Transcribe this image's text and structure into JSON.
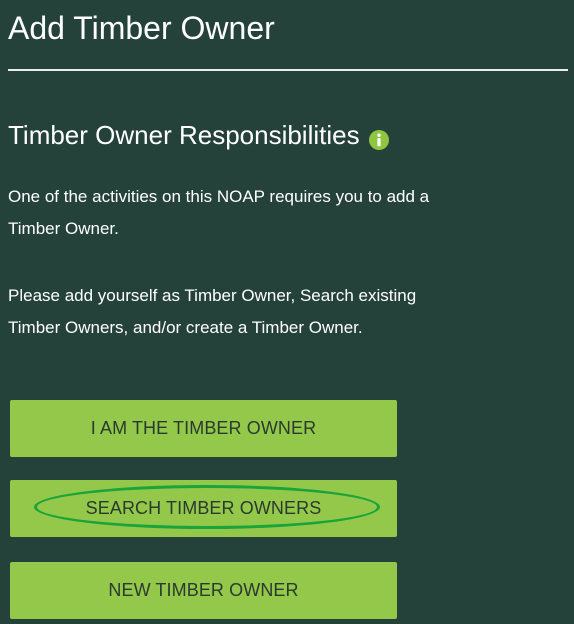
{
  "page": {
    "title": "Add Timber Owner"
  },
  "section": {
    "title": "Timber Owner Responsibilities",
    "info_icon": "info-icon",
    "paragraph1_line1": "One of the activities on this NOAP requires you to add a",
    "paragraph1_line2": "Timber Owner.",
    "paragraph2_line1": "Please add yourself as Timber Owner, Search existing",
    "paragraph2_line2": "Timber Owners, and/or create a Timber Owner."
  },
  "buttons": {
    "i_am_owner": "I AM THE TIMBER OWNER",
    "search_owners": "SEARCH TIMBER OWNERS",
    "new_owner": "NEW TIMBER OWNER"
  },
  "colors": {
    "background": "#24423a",
    "button": "#93c84a",
    "button_text": "#2b3a2e",
    "highlight_ring": "#1aa43a",
    "info_icon": "#8fc541"
  }
}
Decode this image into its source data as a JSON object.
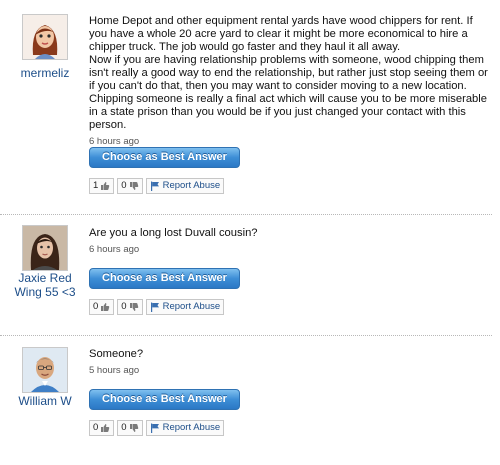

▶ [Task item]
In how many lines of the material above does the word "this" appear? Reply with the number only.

▶ [Task answer]
3